Monday, May 3, 2010

La Fête du Travail - May 1st

Saturday was La Fête du Travail here in France, or Labor Day as we call it in the US.  And this year I decided I hate it!

First a little information about La Fête du Travail.  In most countries it is celebrated on May 1, though in the US we celebrate our Labor Day on the first Monday of September and in the UK and Ireland (apparently) they celebrate it on the first Monday of May.  I find both of these options to be much more intelligent than what they do here in France, for reasons I will explain in a minute.

Anyway the date of May 1 actually, ironically enough, comes from a strike in Chicago (and the US in general) in 1886 when workers were striking against companies that refused to instate the 8 hour work day.  In Chicago the strikes turned violent and workers were killed and so the date of May 1 was chosen as a day to celebrate workers rights and have a day off of work.

In the US however, we moved Labor Day to the first Monday of September because it works better for school schedules and it also marks the end of the summer and the beginning of the school year.  I don't know why the UK and Ireland celebrate it the first Monday of May, but I'm willing to bet its because they are smarter than, for example, the French.

So why do I think it is better to celebrate the first Monday of May, or September for that matter?  Because this year May 1 fell on a Saturday, which, in typical French fashion, meant that normal 9-5 workers got screwed.  Since May 1 was a Saturday, those of us who work "normal" jobs Monday-Friday did not get a day off for the holiday that is supposed to give us a day to relax and to celebrate the rights of workers.  Very stupid, I know.  In my opinion, we should have either gotten Friday or Monday off because why shouldn't everyone get to enjoy the special workers' holiday?  If it is the first Monday of a month, then this is never a problem.


Of course, us 9-5ers couldn't just get screwed over once, but instead we got screwed over twice.  Since May 1 was a Saturday, that meant all the supermarkets and stores were closed because those workers of course still got their day off for La Fête du Travail.  Which meant that not only did we miss out on a day of rest, but we also missed out on being able to do any necessary shopping over the weekend, since most stores are closed on Sundays in France anyway!  And since its hard to have the time to shop after work because stores close early and people get home late, you had to be really organized since you couldn't use the weekend to shop!

And if that isn't stupid enough...some of the big supermarkets (for example my Auchan), opened exceptionally on Sunday since they were closed on Saturday.  Can you please explain to me how this helped anyone?  So there employees get their Saturday off for May 1, but then have to work on Sunday when the store would normally be closed to make up for it?  Wouldn't it have just been easier on everyone to stick to normal hours and just be open on Saturday and closed on Sunday as usual?

Oh well, this is France and you can't expect a lot of common sense and logical behavior!

1 comment:

  1. From a commercial perspective, the stores lost massive amounts of turnover by being closed on a Saturday.
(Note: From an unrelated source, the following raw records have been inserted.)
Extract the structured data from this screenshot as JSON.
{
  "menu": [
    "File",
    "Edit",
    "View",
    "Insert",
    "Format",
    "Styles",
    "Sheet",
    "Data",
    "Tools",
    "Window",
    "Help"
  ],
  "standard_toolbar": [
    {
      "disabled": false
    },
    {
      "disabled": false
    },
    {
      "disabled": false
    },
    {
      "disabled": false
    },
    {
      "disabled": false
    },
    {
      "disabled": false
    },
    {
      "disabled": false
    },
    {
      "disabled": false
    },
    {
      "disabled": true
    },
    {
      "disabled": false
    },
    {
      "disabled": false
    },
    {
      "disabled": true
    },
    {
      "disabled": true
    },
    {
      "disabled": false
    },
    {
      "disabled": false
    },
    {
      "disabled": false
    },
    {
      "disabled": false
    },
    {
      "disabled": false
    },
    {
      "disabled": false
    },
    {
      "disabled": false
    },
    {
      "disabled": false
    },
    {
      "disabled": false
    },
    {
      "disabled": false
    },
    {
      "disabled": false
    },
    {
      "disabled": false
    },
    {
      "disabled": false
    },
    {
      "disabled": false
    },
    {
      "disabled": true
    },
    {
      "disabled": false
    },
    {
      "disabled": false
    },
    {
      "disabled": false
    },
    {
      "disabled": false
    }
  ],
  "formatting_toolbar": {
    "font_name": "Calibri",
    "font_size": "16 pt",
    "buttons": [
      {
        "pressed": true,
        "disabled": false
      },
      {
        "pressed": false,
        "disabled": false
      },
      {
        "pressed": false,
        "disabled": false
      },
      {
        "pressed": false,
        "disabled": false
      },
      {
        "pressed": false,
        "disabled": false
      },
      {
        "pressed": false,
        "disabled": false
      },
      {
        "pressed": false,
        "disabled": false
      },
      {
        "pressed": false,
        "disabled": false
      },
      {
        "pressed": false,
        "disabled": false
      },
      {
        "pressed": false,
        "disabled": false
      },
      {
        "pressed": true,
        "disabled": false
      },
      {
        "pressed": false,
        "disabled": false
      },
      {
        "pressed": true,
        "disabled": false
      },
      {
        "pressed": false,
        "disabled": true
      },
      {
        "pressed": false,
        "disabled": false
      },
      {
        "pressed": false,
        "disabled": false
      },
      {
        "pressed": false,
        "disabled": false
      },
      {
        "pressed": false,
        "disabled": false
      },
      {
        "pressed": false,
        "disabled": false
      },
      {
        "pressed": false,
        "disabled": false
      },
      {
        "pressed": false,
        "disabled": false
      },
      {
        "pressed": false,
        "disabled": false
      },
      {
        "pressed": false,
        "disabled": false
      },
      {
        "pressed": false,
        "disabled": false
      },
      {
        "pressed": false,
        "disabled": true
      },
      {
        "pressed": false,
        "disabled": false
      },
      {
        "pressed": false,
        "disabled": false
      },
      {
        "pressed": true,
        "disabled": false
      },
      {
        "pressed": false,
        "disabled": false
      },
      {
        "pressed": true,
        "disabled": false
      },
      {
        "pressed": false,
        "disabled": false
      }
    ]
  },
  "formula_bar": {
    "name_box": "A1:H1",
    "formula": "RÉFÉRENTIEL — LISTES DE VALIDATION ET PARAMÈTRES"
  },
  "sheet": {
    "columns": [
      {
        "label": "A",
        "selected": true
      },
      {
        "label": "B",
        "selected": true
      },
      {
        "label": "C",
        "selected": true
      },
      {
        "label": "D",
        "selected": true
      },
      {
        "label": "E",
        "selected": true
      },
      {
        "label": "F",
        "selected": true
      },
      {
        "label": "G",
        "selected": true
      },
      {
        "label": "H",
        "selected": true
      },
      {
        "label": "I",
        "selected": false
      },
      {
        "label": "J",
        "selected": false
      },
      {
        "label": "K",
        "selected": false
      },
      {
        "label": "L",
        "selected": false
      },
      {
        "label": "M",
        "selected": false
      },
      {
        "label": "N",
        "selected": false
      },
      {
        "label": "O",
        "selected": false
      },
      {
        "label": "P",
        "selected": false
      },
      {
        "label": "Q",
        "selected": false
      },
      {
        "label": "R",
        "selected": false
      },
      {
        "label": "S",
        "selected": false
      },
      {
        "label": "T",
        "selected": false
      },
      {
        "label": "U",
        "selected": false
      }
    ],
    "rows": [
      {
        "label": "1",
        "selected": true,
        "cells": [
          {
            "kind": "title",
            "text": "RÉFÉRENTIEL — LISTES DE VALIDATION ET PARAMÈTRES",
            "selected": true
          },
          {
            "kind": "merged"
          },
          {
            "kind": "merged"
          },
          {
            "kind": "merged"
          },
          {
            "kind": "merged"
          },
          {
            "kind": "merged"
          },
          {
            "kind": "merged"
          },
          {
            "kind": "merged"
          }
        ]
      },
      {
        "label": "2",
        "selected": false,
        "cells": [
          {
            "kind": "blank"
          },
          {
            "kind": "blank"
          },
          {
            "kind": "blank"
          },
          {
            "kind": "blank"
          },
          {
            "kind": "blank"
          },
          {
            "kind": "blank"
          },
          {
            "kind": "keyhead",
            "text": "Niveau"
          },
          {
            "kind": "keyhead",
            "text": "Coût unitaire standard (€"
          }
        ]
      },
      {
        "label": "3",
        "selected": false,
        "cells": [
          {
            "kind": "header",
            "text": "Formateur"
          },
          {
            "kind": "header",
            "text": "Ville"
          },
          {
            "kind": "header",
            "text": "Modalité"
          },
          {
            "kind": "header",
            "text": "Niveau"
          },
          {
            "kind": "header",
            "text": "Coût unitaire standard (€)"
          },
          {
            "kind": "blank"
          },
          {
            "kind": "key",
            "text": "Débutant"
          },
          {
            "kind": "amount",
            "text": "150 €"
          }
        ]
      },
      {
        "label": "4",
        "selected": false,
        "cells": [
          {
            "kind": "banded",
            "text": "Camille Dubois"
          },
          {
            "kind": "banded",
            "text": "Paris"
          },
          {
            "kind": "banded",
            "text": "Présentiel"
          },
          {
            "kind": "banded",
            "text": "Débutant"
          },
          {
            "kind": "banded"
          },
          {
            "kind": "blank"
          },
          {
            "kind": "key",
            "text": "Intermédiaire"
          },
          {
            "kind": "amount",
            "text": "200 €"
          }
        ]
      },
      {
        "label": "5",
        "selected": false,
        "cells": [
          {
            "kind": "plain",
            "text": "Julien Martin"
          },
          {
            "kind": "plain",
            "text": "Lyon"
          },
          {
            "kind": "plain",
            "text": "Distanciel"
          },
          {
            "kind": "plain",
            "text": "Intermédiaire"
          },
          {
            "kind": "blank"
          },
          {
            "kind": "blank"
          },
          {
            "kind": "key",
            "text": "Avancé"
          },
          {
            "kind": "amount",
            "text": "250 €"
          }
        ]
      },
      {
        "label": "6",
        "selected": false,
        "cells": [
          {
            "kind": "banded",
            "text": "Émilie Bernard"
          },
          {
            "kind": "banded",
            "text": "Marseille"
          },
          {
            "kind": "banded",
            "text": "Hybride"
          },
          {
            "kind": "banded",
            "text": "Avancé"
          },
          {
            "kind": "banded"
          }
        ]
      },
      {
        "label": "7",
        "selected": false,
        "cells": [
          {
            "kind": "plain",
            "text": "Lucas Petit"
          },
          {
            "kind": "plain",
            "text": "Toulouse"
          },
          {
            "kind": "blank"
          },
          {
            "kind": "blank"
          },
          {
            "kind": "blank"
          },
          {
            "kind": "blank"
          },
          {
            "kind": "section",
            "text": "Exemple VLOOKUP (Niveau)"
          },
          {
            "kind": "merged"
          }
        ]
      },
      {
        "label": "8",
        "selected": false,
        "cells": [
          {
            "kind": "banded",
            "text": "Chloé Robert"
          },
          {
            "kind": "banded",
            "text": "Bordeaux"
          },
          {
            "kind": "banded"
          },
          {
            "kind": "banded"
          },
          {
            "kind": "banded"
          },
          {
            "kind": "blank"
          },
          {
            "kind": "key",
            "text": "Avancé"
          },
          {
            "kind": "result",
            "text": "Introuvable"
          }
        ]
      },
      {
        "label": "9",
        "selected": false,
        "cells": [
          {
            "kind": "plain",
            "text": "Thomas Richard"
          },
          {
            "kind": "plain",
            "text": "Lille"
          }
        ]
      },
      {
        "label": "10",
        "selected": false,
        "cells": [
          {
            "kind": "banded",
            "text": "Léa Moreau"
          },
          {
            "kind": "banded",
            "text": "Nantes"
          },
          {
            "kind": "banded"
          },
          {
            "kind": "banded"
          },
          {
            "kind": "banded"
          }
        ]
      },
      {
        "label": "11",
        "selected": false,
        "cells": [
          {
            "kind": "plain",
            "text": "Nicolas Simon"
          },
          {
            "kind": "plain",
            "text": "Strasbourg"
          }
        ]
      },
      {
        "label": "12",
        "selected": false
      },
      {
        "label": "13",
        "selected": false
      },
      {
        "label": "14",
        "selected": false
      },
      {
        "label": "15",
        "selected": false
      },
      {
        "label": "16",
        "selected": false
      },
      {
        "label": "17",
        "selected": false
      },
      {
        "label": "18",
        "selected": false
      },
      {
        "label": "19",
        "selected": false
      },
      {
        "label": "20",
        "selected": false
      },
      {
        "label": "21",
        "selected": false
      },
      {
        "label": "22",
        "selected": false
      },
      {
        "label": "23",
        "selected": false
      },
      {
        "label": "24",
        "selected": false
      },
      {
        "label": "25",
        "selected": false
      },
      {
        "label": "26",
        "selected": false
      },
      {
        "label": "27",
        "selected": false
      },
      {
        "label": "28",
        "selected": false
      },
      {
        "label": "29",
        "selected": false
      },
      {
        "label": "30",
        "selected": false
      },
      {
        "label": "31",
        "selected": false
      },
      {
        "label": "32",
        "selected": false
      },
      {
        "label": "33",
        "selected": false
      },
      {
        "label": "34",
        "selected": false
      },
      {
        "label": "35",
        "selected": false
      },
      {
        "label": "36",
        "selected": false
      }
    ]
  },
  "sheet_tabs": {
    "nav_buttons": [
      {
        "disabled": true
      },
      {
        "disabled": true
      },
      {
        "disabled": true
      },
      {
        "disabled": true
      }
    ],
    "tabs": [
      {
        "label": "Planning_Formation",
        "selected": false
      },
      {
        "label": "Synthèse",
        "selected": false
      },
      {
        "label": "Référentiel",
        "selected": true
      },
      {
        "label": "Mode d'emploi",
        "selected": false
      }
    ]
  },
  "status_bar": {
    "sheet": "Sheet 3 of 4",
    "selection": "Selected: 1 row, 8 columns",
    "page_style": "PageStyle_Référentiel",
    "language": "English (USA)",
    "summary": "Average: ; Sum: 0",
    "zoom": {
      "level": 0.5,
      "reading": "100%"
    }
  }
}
Usually the weekend around the 1 May is supposed to be one of the highest grossing weekends of the year. Because of that, it was necessary for the stores to recover their losses by opening on a Sunday.
    I completely agree with you -- if it were always on a Monday, then the stores wouldn't be closed on Saturday, and they wouldn't be open on Sunday. I'm just not sure how far the French actually think these kinds of things through. They just prefer their occasional "pont", and I suppose that is worth sacrificing their one free day of the year.

    ReplyDelete